10 394 Agricultural Economics Research Review Vol.20 July-December 2007 Table 6. Sensitivity analysis of economic feasibility of aonla cultivation on overall farm group (10% discount rate) Sl Situations NPV BCR IRR PBP No. (Rs) (%) (months) 1 With normal costs and returns % increase in cost % decrease in returns % increase in cost & 10% decrease in returns 5 10% increase in returns The feasibility on changing the cost and returns for 10 per cent rate of discount revealed that under all the four varying situations of costs and returns, values of NPV, BCR, IRR and PBP satisfied the acceptance rules of investments. These indicated the level of stability and certainty of economic viability of investment on the aonla orchard. Conclusions and Policy Implications It has been found that establishment of aonla orchard involves high investment, but the annual net realization has been found quite high Rs 55,965/ha at early-bearing stage and Rs 86,567/ha at mature-bearing stage of orchard. With normal cost and returns as well as in varying situations of cost and returns, values of all the feasibility parameters have satisfied the acceptance rules for the investment proposition. These have confirmed the economic feasibility, stability and certainty of investment on aonla orchard. As the aonla cultivation is highly profitable, there is a potential in generating more returns per unit area through expansion of area under this crop for the farmers of Gujarat in general, and of Central Gujarat in particular. However, the crop requires huge initial investment, and therefore, financial institutions should provide adequate credit to the aonla growers in the area. References Anonymous (2001) An Economic Assessment of Investment on Custard Apple Crop in Saurashtra Region.
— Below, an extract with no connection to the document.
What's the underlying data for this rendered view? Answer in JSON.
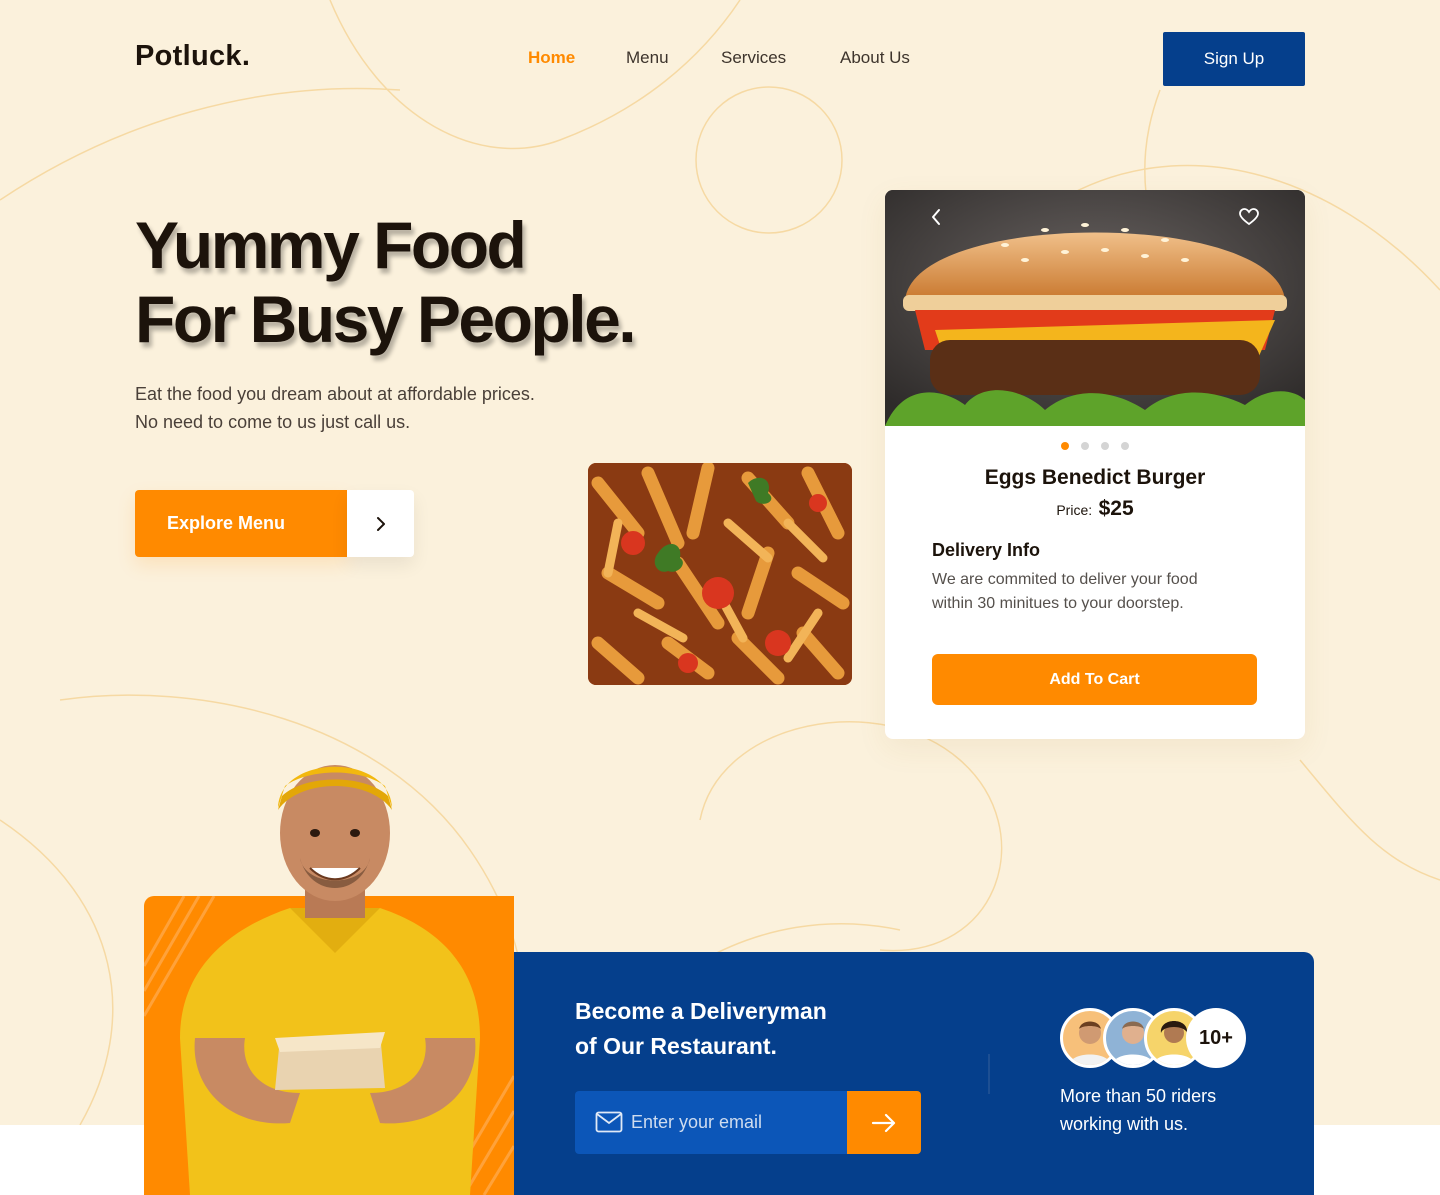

Res. Rep. Department of Agricultural Economics, Gujarat AgriculturalUniversity, Junagadh. pp Gittinger, J.P. (1982) Economic Analysis of Agricultural Projects. John Hopkins University Press, Baltimore. 361p. Khunt, K.A., H.M. Gajipara, B.K. Gadhavi and S.B. Vekaria (2003) Economics of production and marketing of pomegranate. Indian Journal of Agricultural Marketing, 17(1):